§ Exercise aim:
Identify all lines of the data containing the string "tarih" and copy them.
======== Supplied entries
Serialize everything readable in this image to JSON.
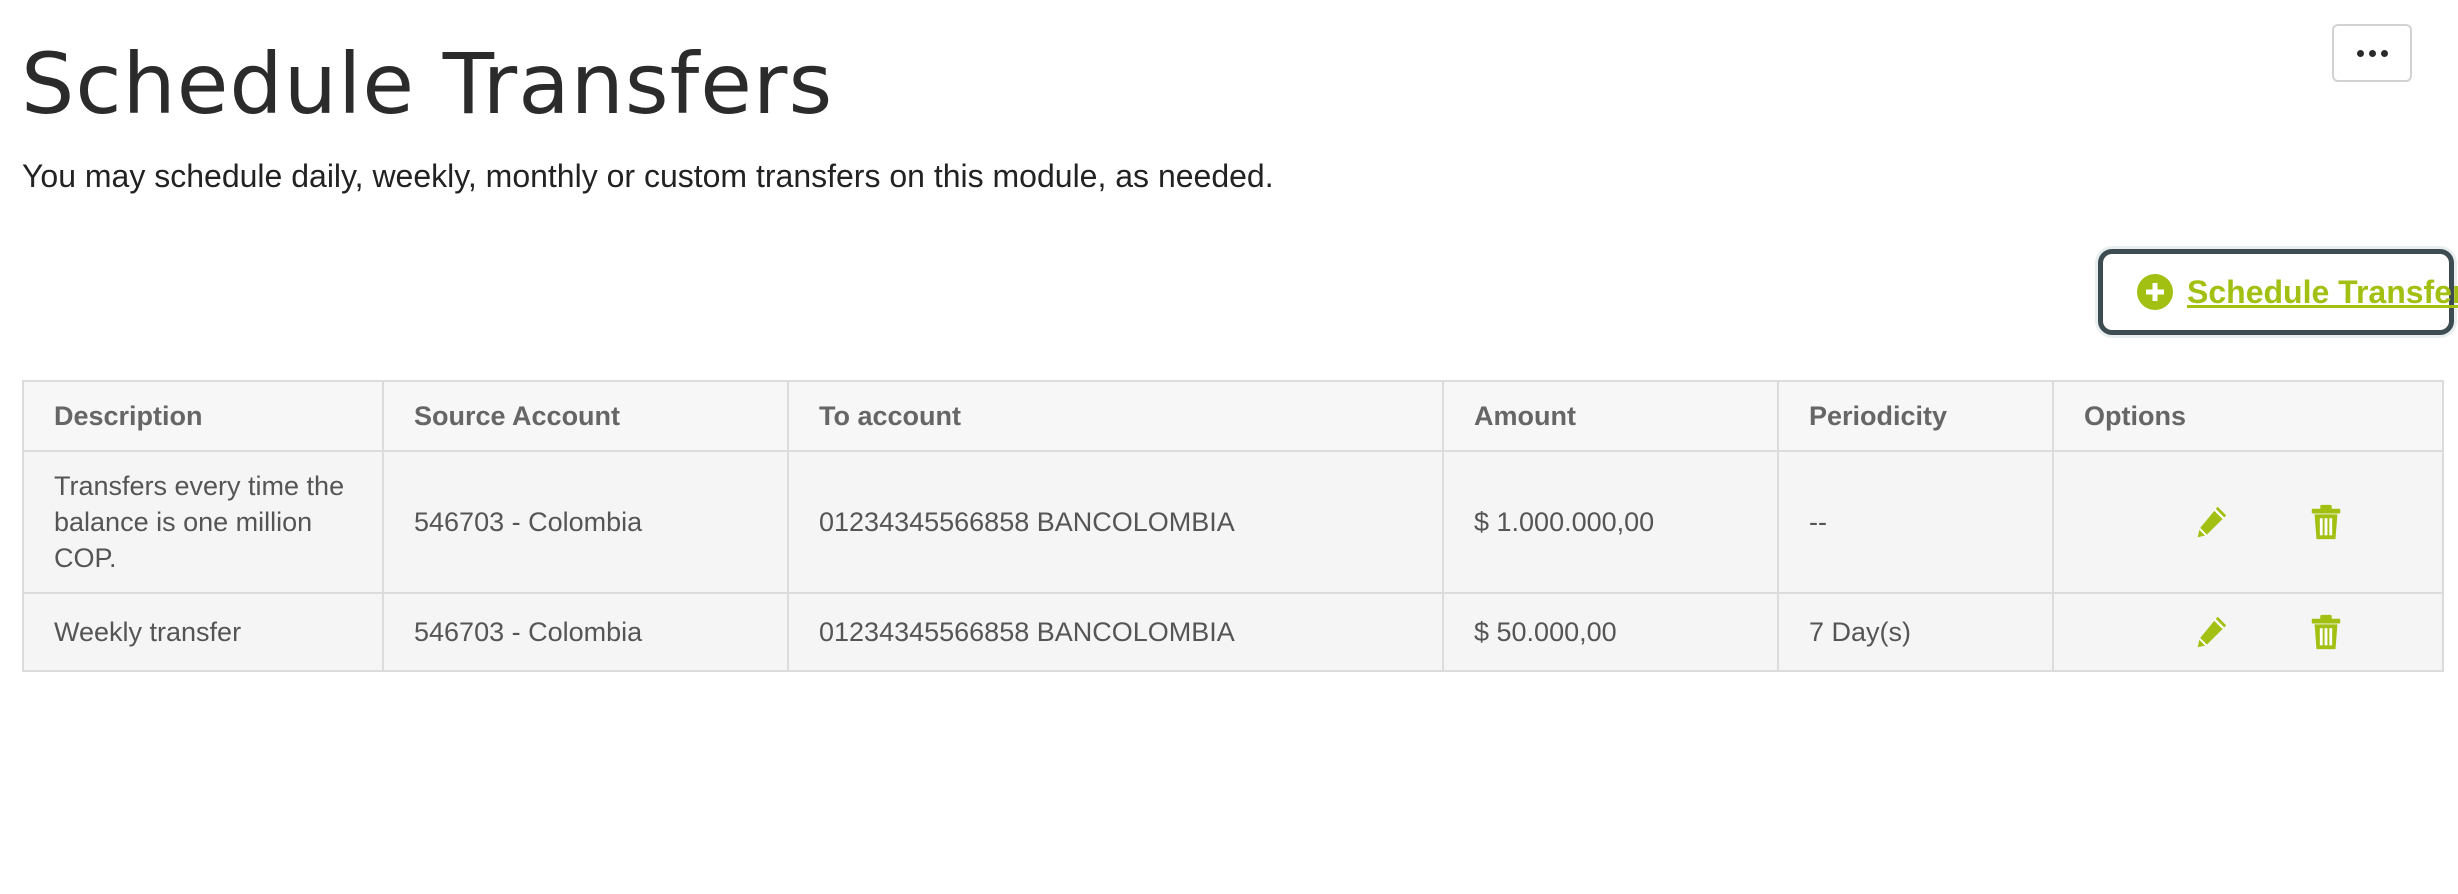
{
  "header": {
    "title": "Schedule Transfers",
    "subtitle": "You may schedule daily, weekly, monthly or custom transfers on this module, as needed."
  },
  "toolbar": {
    "more_icon": "ellipsis-icon",
    "schedule_button_label": "Schedule Transfer",
    "schedule_button_icon": "plus-circle-icon"
  },
  "table": {
    "columns": [
      "Description",
      "Source Account",
      "To account",
      "Amount",
      "Periodicity",
      "Options"
    ],
    "rows": [
      {
        "description": "Transfers every time the balance is one million COP.",
        "source": "546703 - Colombia",
        "to": "01234345566858 BANCOLOMBIA",
        "amount": "$ 1.000.000,00",
        "periodicity": "--"
      },
      {
        "description": "Weekly transfer",
        "source": "546703 - Colombia",
        "to": "01234345566858 BANCOLOMBIA",
        "amount": "$ 50.000,00",
        "periodicity": "7 Day(s)"
      }
    ],
    "option_icons": [
      "pencil-icon",
      "trash-icon"
    ]
  },
  "colors": {
    "accent": "#a1c011",
    "focus_border": "#3d4b52",
    "title_text": "#2b2b2b",
    "table_border": "#dcdcdc"
  }
}
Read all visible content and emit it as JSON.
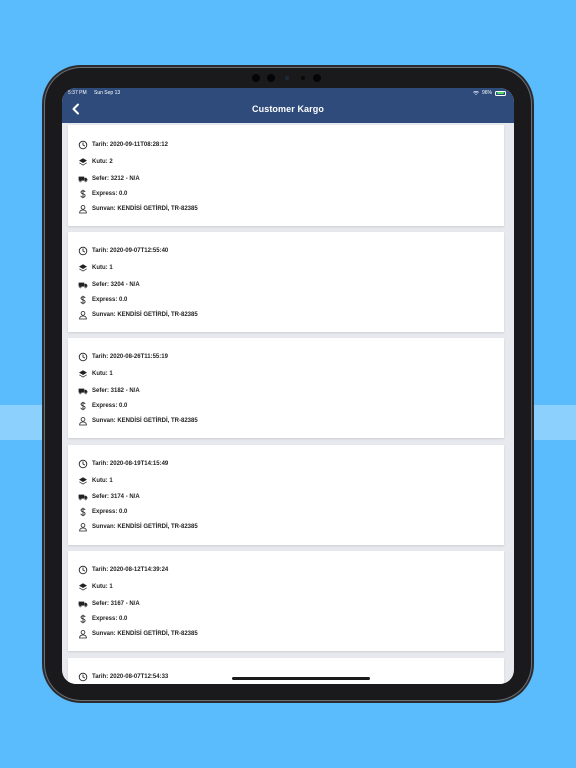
{
  "status_bar": {
    "time": "5:37 PM",
    "date": "Sun Sep 13",
    "battery": "96%",
    "battery_level": 0.96
  },
  "navbar": {
    "title": "Customer Kargo"
  },
  "colors": {
    "navbar_bg": "#2e4b7b",
    "page_bg": "#5bbcfd",
    "screen_bg": "#e8e9ee",
    "card_bg": "#ffffff",
    "text": "#222222"
  },
  "shipments": [
    {
      "tarih": "Tarih: 2020-09-11T08:28:12",
      "kutu": "Kutu: 2",
      "sefer": "Sefer: 3212 -  N/A",
      "express": "Express: 0.0",
      "sunvan": "Sunvan: KENDİSİ GETİRDİ, TR-82385"
    },
    {
      "tarih": "Tarih: 2020-09-07T12:55:40",
      "kutu": "Kutu: 1",
      "sefer": "Sefer: 3204 -  N/A",
      "express": "Express: 0.0",
      "sunvan": "Sunvan: KENDİSİ GETİRDİ, TR-82385"
    },
    {
      "tarih": "Tarih: 2020-08-26T11:55:19",
      "kutu": "Kutu: 1",
      "sefer": "Sefer: 3182 -  N/A",
      "express": "Express: 0.0",
      "sunvan": "Sunvan: KENDİSİ GETİRDİ, TR-82385"
    },
    {
      "tarih": "Tarih: 2020-08-19T14:15:49",
      "kutu": "Kutu: 1",
      "sefer": "Sefer: 3174 -  N/A",
      "express": "Express: 0.0",
      "sunvan": "Sunvan: KENDİSİ GETİRDİ, TR-82385"
    },
    {
      "tarih": "Tarih: 2020-08-12T14:39:24",
      "kutu": "Kutu: 1",
      "sefer": "Sefer: 3167 -  N/A",
      "express": "Express: 0.0",
      "sunvan": "Sunvan: KENDİSİ GETİRDİ, TR-82385"
    },
    {
      "tarih": "Tarih: 2020-08-07T12:54:33"
    }
  ]
}
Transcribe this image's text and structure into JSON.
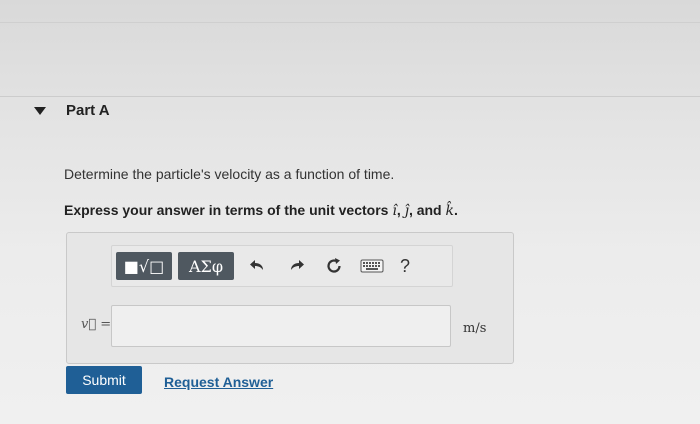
{
  "part": {
    "title": "Part A"
  },
  "question": {
    "text": "Determine the particle's velocity as a function of time.",
    "instruction_prefix": "Express your answer in terms of the unit vectors ",
    "unit_vectors": [
      "î",
      "ĵ",
      "k̂"
    ],
    "separator_1": ", ",
    "separator_2": ", and ",
    "instruction_suffix": "."
  },
  "toolbar": {
    "templates_label": "■√□",
    "greek_label": "ΑΣφ",
    "help_label": "?",
    "icons": [
      "templates-icon",
      "greek-icon",
      "undo-icon",
      "redo-icon",
      "reset-icon",
      "keyboard-icon",
      "help-icon"
    ]
  },
  "answer": {
    "variable_label": "v⃗ =",
    "value": "",
    "unit": "m/s"
  },
  "actions": {
    "submit_label": "Submit",
    "request_label": "Request Answer"
  },
  "colors": {
    "primary": "#1f5f96",
    "toolbar_dark": "#4f5860"
  }
}
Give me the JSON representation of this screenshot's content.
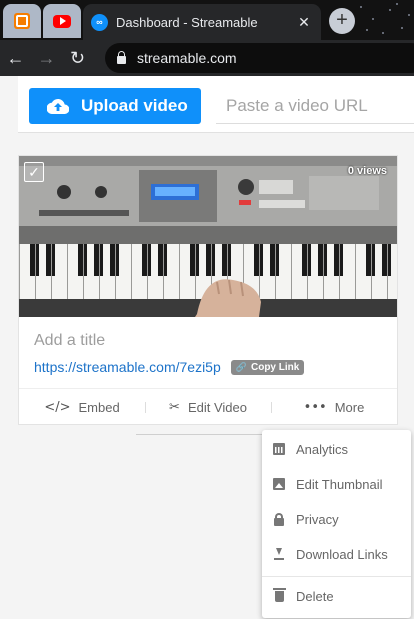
{
  "browser": {
    "pinned_tabs": [
      {
        "icon": "blogger-icon"
      },
      {
        "icon": "youtube-icon"
      }
    ],
    "active_tab": {
      "title": "Dashboard - Streamable",
      "close": "✕",
      "icon": "streamable-icon"
    },
    "new_tab": "+",
    "nav": {
      "back": "←",
      "forward": "→",
      "reload": "↻"
    },
    "url": "streamable.com"
  },
  "upload": {
    "button_label": "Upload video",
    "url_placeholder": "Paste a video URL"
  },
  "video": {
    "views": "0 views",
    "title_placeholder": "Add a title",
    "link": "https://streamable.com/7ezi5p",
    "copy_link": "Copy Link",
    "actions": [
      {
        "icon": "</>",
        "label": "Embed"
      },
      {
        "icon": "✂",
        "label": "Edit Video"
      },
      {
        "icon": "•••",
        "label": "More"
      }
    ]
  },
  "more_menu": {
    "items": [
      {
        "label": "Analytics",
        "icon": "analytics-icon"
      },
      {
        "label": "Edit Thumbnail",
        "icon": "image-icon"
      },
      {
        "label": "Privacy",
        "icon": "lock-icon"
      },
      {
        "label": "Download Links",
        "icon": "download-icon"
      },
      {
        "label": "Delete",
        "icon": "trash-icon"
      }
    ]
  },
  "colors": {
    "accent": "#0f90fa",
    "link": "#1d73c9",
    "chrome_dark": "#262729"
  }
}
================
§ Result:
      "tarih": "Tarih: 2020-09-11T08:28:12",
      "tarih": "Tarih: 2020-09-07T12:55:40",
      "tarih": "Tarih: 2020-08-26T11:55:19",
      "tarih": "Tarih: 2020-08-19T14:15:49",
      "tarih": "Tarih: 2020-08-12T14:39:24",
      "tarih": "Tarih: 2020-08-07T12:54:33"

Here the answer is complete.